There are many different critical illness plans available, with benefit amounts ranging from $5,000 to $200,000 or more. Premiums are based on the benefit amount and the age of the applicant. In the individual market, pre-existing conditions are not covered, and medical underwriting is used to determine an applicant’s eligibility for coverage. Critical illness plans are not regulated by the ACA and are not suitable to serve as a person’s only medical coverage.
In recent years, critical illness plans – sometimes called dread disease plans – have become increasingly popular as a voluntary benefit offered by employers, particularly to lessen the impact of switching to a higher deductible plan. Critical illness plans have also gained favor with individuals who buy them to supplement high-deductible individual market plans, but consumer advocates sometimes question whether the plans are worth the cost, and whether consumers are being fully informed about the coverage details prior to purchasing the policy.
Does the marketplace offer critical illness plans?
Critical illness plans are not available through the state health insurance exchanges, and are considered an excepted benefit under the ACA. In that regard, they’re in the same category with some limited benefit plans, accident supplements, adult dental/vision plans, and short-term policies. Those types of plans are not regulated by the ACA, so they don’t provide the essential health benefits package, and can still use medical underwriting to deny applications based on medical history.

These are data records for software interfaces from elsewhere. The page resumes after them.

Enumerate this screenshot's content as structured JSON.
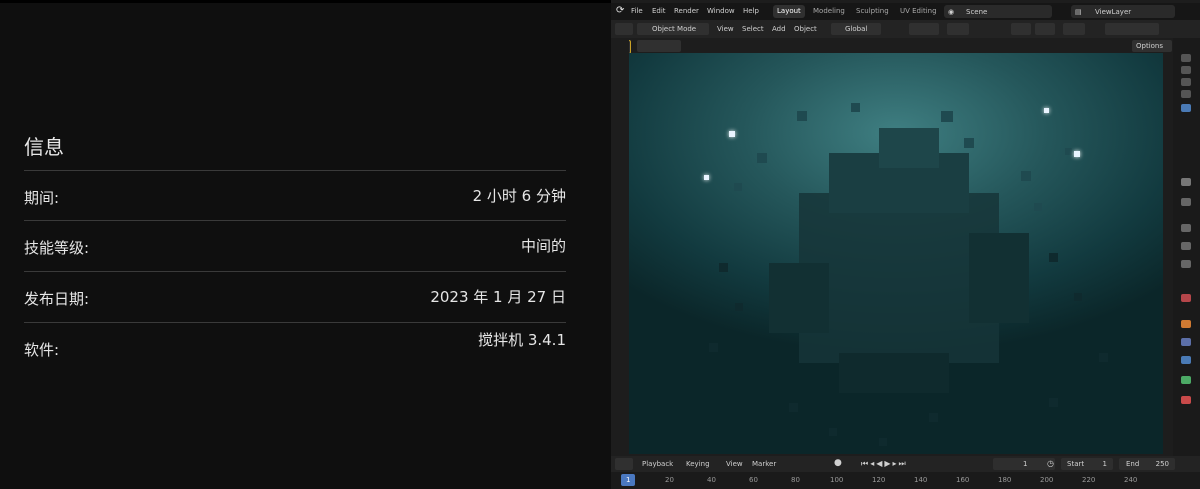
{
  "info": {
    "title": "信息",
    "rows": [
      {
        "label": "期间:",
        "value": "2 小时 6 分钟"
      },
      {
        "label": "技能等级:",
        "value": "中间的"
      },
      {
        "label": "发布日期:",
        "value": "2023 年 1 月 27 日"
      },
      {
        "label": "软件:",
        "value": "搅拌机 3.4.1"
      }
    ]
  },
  "blender": {
    "menu": [
      "File",
      "Edit",
      "Render",
      "Window",
      "Help"
    ],
    "workspaces": [
      "Layout",
      "Modeling",
      "Sculpting",
      "UV Editing"
    ],
    "scene": "Scene",
    "view_layer": "ViewLayer",
    "header": {
      "mode": "Object Mode",
      "view": "View",
      "select": "Select",
      "add": "Add",
      "object": "Object",
      "orientation": "Global",
      "options": "Options"
    },
    "timeline": {
      "playback": "Playback",
      "keying": "Keying",
      "view": "View",
      "marker": "Marker",
      "current_frame": "1",
      "start_label": "Start",
      "start_value": "1",
      "end_label": "End",
      "end_value": "250"
    },
    "ruler": [
      "1",
      "20",
      "40",
      "60",
      "80",
      "100",
      "120",
      "140",
      "160",
      "180",
      "200",
      "220",
      "240"
    ]
  }
}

Under critical illness plans, benefits are paid directly to the patient if they are diagnosed with a coverable significant disease such as a stroke, heart attack, or cancer. There’s no coverage for medical conditions that aren’t specifically listed in the policy details, so critical illness plans are considered supplemental coverage, rather than comprehensive health insurance.
Because employers can offer critical illness coverage with no employer contribution, this is often an alternative sought by smaller businesses. Some smaller employers choose to offer only voluntary benefits, such a critical illness plans, since doing so provides their employees with something rather than nothing, and since small employers are not required to offer coverage under the ACA.

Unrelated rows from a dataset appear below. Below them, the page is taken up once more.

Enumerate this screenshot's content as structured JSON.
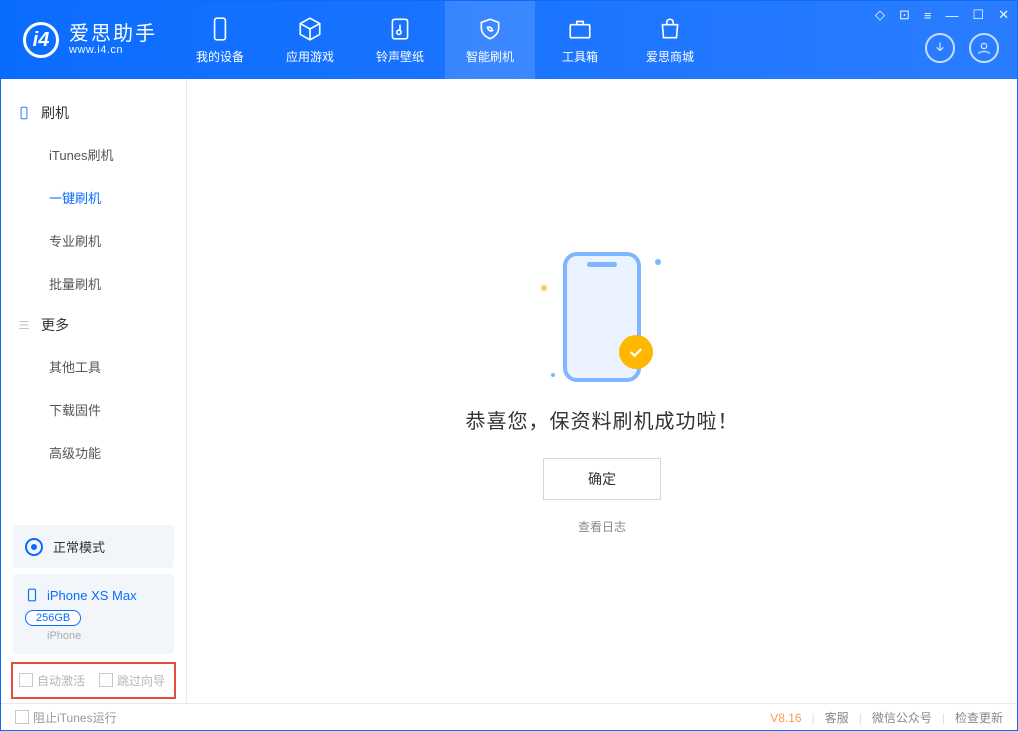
{
  "app": {
    "name": "爱思助手",
    "domain": "www.i4.cn"
  },
  "nav": {
    "device": "我的设备",
    "apps": "应用游戏",
    "ringtones": "铃声壁纸",
    "flash": "智能刷机",
    "toolbox": "工具箱",
    "store": "爱思商城"
  },
  "sidebar": {
    "group_flash": "刷机",
    "sub_itunes": "iTunes刷机",
    "sub_oneclick": "一键刷机",
    "sub_pro": "专业刷机",
    "sub_batch": "批量刷机",
    "group_more": "更多",
    "sub_othertools": "其他工具",
    "sub_download": "下载固件",
    "sub_advanced": "高级功能"
  },
  "mode": {
    "label": "正常模式"
  },
  "device": {
    "name": "iPhone XS Max",
    "storage": "256GB",
    "type": "iPhone"
  },
  "options": {
    "auto_activate": "自动激活",
    "skip_guide": "跳过向导"
  },
  "main": {
    "success": "恭喜您，保资料刷机成功啦！",
    "ok": "确定",
    "view_log": "查看日志"
  },
  "footer": {
    "block_itunes": "阻止iTunes运行",
    "version": "V8.16",
    "support": "客服",
    "wechat": "微信公众号",
    "update": "检查更新"
  }
}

If your employer offers a critical illness plan, you’ll want to make sure that you’re not relying on it as your sole source of health coverage, as it will most definitely not be enough, and doing so would subject you to the ACA’s penalty for not having minimum essential coverage. You can purchase a health insurance plan through the exchange in this scenario, and pair it with the critical illness plan you get through your employer. You can still qualify for a subsidy in the exchange if the only employer-sponsored plan available to you is not considered minimum essential coverage (critical illness plans are not minimum essential coverage).

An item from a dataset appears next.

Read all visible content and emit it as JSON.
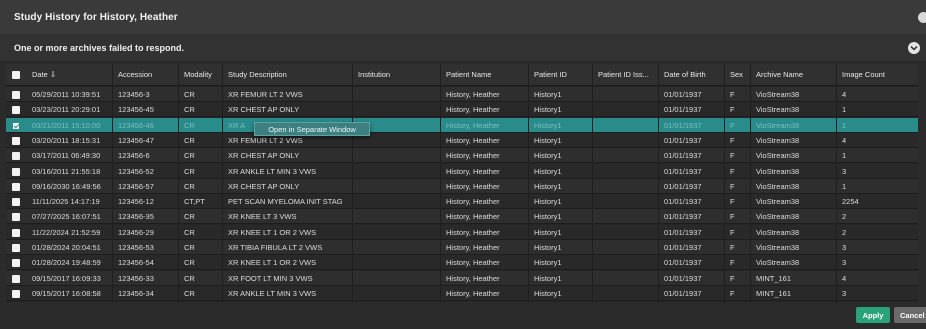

As long as you understand the details of your coverage and are using it to supplement a comprehensive health insurance plan, a critical illness plan might be a good fit for your needs. If you’re enrolled in a plan with a high out-of-pocket maximum, such as a Bronze level plan that covers an average of 60 percent of healthcare costs, a critical illness plan (and/or an accident supplement, depending on what worries you the most) might make you feel more comfortable with the out-of-pocket exposure on your plan.